Baker Brothers Advisors holds 540,000 shares of Biodel, which is a bullish sign to me. Baker Brothers have had good success this year with several small cap biotechs, realizing huge gains in a short time frame.
Vanda Pharmaceuticals (NASDAQ: VNDA) has seen a huge appreciation in its stock price recently, hitting a 52 week high of $13.30 on June 12th. I wrote about Vanda in August of 2012, believing it was undervalued and gave it a one year target price opinion of $10 a share. The recent huge run with Vanda began when its developmental drug tasimelteon successfully completed a Phase III clinical trial for the treatment of a circadian rhythm sleep disorder. The stock has more than doubled since April of this year. Baker Brothers Advisors holds 5,745,000 share of the company, which is now a huge winning position for them.
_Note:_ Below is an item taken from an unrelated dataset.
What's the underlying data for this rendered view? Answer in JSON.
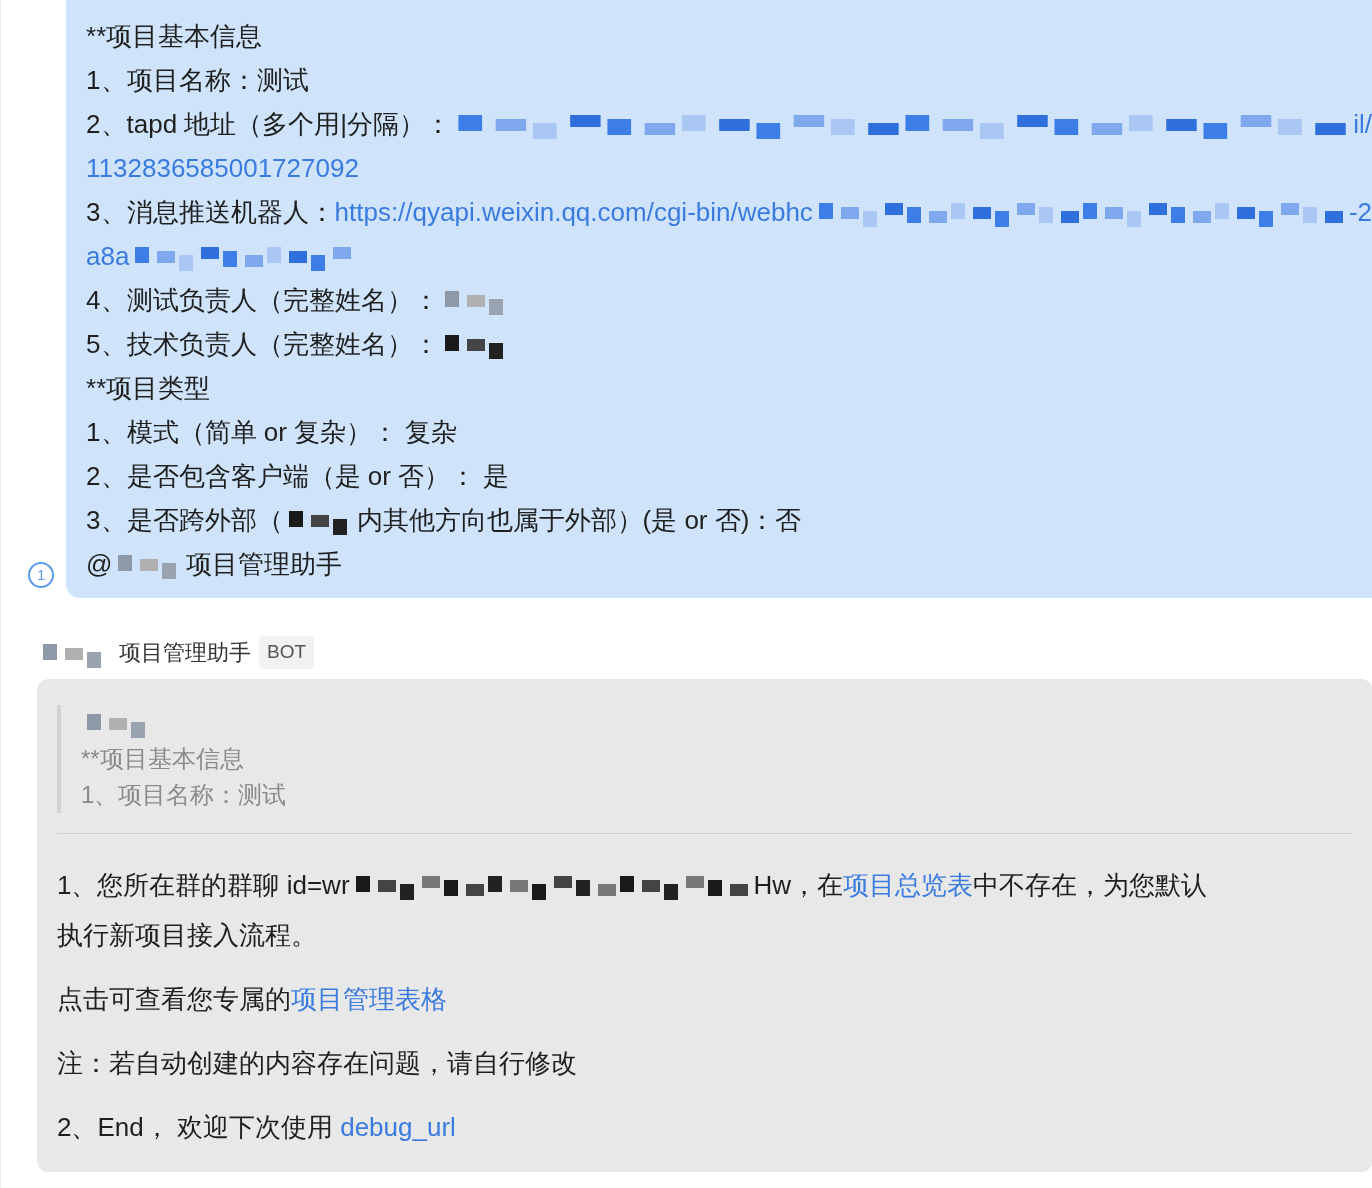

Clovis Oncology (NASDAQ: CLVS) has been on an epic run over the past year, rallying from $11.19 in November 2012, to a recent 52 week high on June 3rd of this year. The company presented positive results at The American Society of Clinical Oncology (ASCO) Annual Meeting in Chicago, from its ongoing Phase I/II trials for both CO-1686 and rucaparib. Rucaparib is a potent poly ADP ribose polymerase (PARP) inhibitor active in patients with ovarian, breast and pancreatic cancers, while CO-1686 is designed to treat non-small cell lung cancer (NSCLC).
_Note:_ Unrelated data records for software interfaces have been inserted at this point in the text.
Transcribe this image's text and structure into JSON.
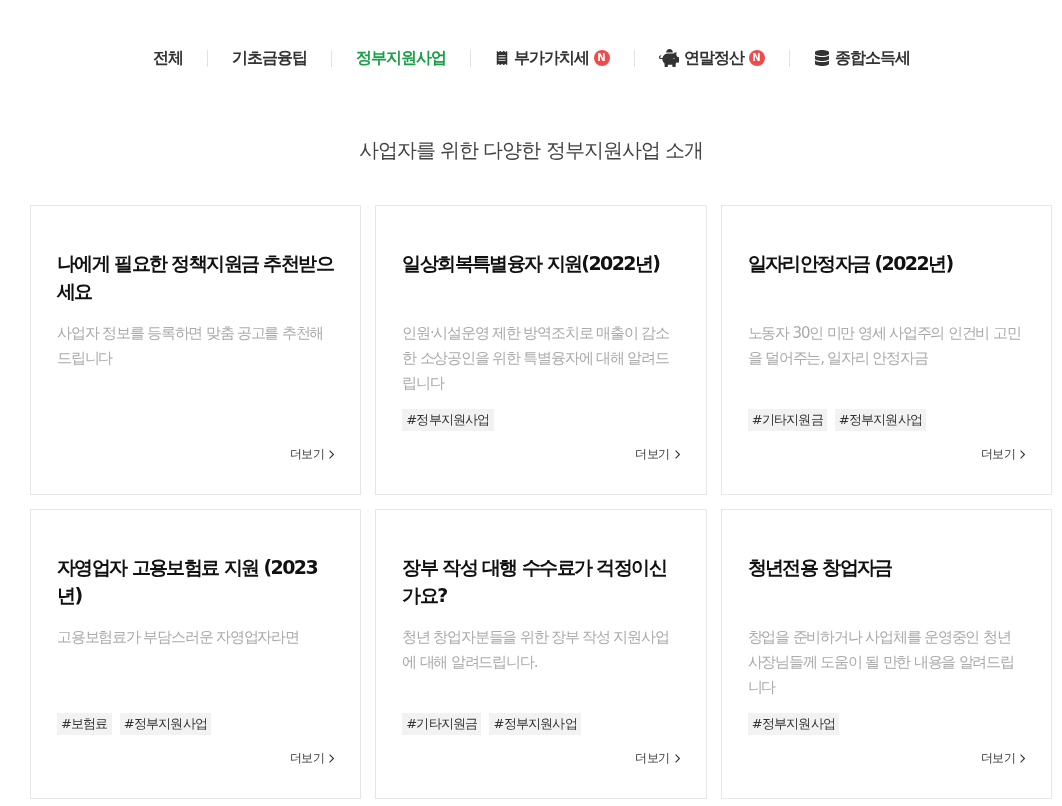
{
  "tabs": [
    {
      "label": "전체",
      "kind": "text",
      "selected": false
    },
    {
      "label": "기초금융팁",
      "kind": "text",
      "selected": false
    },
    {
      "label": "정부지원사업",
      "kind": "text",
      "selected": true
    },
    {
      "label": "부가가치세",
      "kind": "receipt",
      "badge": "N",
      "selected": false
    },
    {
      "label": "연말정산",
      "kind": "piggy-bank",
      "badge": "N",
      "selected": false
    },
    {
      "label": "종합소득세",
      "kind": "database",
      "selected": false
    }
  ],
  "heading": "사업자를 위한 다양한 정부지원사업 소개",
  "cards": [
    {
      "title": "나에게 필요한 정책지원금 추천받으세요",
      "description": "사업자 정보를 등록하면 맞춤 공고를 추천해드립니다",
      "more": "더보기"
    },
    {
      "title": "일상회복특별융자 지원(2022년)",
      "description": "인원·시설운영 제한 방역조치로 매출이 감소한 소상공인을 위한 특별융자에 대해 알려드립니다",
      "tags": [
        "#정부지원사업"
      ],
      "more": "더보기"
    },
    {
      "title": "일자리안정자금 (2022년)",
      "description": "노동자 30인 미만 영세 사업주의 인건비 고민을 덜어주는, 일자리 안정자금",
      "tags": [
        "#기타지원금",
        "#정부지원사업"
      ],
      "more": "더보기"
    },
    {
      "title": "자영업자 고용보험료 지원 (2023년)",
      "description": "고용보험료가 부담스러운 자영업자라면",
      "tags": [
        "#보험료",
        "#정부지원사업"
      ],
      "more": "더보기"
    },
    {
      "title": "장부 작성 대행 수수료가 걱정이신가요?",
      "description": "청년 창업자분들을 위한 장부 작성 지원사업에 대해 알려드립니다.",
      "tags": [
        "#기타지원금",
        "#정부지원사업"
      ],
      "more": "더보기"
    },
    {
      "title": "청년전용 창업자금",
      "description": "창업을 준비하거나 사업체를 운영중인 청년 사장님들께 도움이 될 만한 내용을 알려드립니다",
      "tags": [
        "#정부지원사업"
      ],
      "more": "더보기"
    }
  ]
}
Baker Brothers Advisors are very intelligent when it comes to small cap biotech investing. Seeing them with a position in Biodel is a very good sign. Also worth noting, is Orbimed's 2,874,153 shares in Biodel, with 1,478,643 of those recently added. Orbimed is also known to have a very good record with investing in small cap biotechs.
Financial and Share Structure
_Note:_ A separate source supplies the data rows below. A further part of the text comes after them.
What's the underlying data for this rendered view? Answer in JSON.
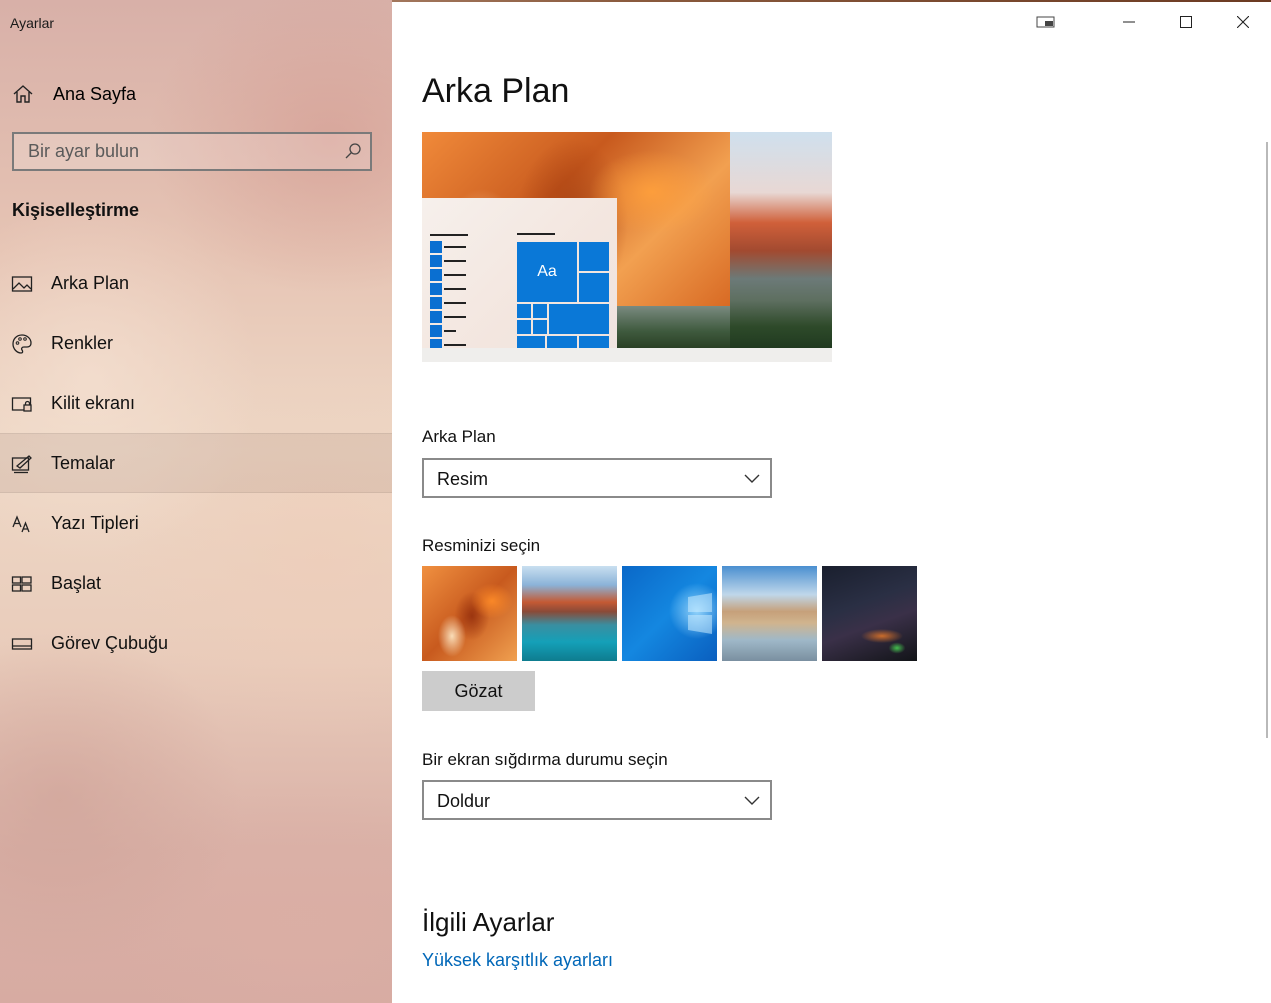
{
  "window": {
    "app_title": "Ayarlar"
  },
  "sidebar": {
    "home_label": "Ana Sayfa",
    "search_placeholder": "Bir ayar bulun",
    "section_title": "Kişiselleştirme",
    "items": [
      {
        "label": "Arka Plan",
        "icon": "picture-icon",
        "active": false
      },
      {
        "label": "Renkler",
        "icon": "palette-icon",
        "active": false
      },
      {
        "label": "Kilit ekranı",
        "icon": "lock-screen-icon",
        "active": false
      },
      {
        "label": "Temalar",
        "icon": "themes-icon",
        "active": true
      },
      {
        "label": "Yazı Tipleri",
        "icon": "fonts-icon",
        "active": false
      },
      {
        "label": "Başlat",
        "icon": "start-icon",
        "active": false
      },
      {
        "label": "Görev Çubuğu",
        "icon": "taskbar-icon",
        "active": false
      }
    ]
  },
  "main": {
    "title": "Arka Plan",
    "preview_tile_text": "Aa",
    "background_label": "Arka Plan",
    "background_value": "Resim",
    "choose_picture_label": "Resminizi seçin",
    "thumbnails": [
      "orange-abstract",
      "mountain-lake",
      "windows-blue",
      "beach-rocks",
      "night-sky-tent"
    ],
    "browse_label": "Gözat",
    "fit_label": "Bir ekran sığdırma durumu seçin",
    "fit_value": "Doldur",
    "related_title": "İlgili Ayarlar",
    "related_link": "Yüksek karşıtlık ayarları"
  },
  "colors": {
    "accent": "#0078d7",
    "link": "#0067b8"
  }
}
Biodel burns roughly $5M a quarter, so the company has enough cash to get through the next year.
The chart above looks very solid, with the uptrend resuming after being initially overbought as indicated by the MACD histogram (yellow indicator). I see a nice pattern of continuation with lower highs and higher lows. Because this is a low float stock, the price movement can be very sudden and drastic.
With a current market cap of about $60M and products in development for the multi-billion-dollar diabetes market, Biodel is significantly under speculated. So far, it seems evident that the company has addressed the issues the FDA had with Linjecta and the company is ready to move forward with BIOD-123. With catalysts looming, speculation of partnerships, and a large market opportunity, it is my opinion that Biodel will see a significant run in the coming months.
My short-term target is $6.00. If positive data is announced, then I expect the stock to double from current levels to between $8 and $9.
Disclosure: I am long BIOD.
Disclaimer: This article is intended for informational and entertainment use only, and should not be construed as professional investment advice. They are my opinions only. Trading stocks is risky -- always be sure to know and understand your risk tolerance. You can incur substantial financial losses in any trade or investment. Always do your own due diligence before buying and selling any stock, and/or consult with a licensed financial adviser.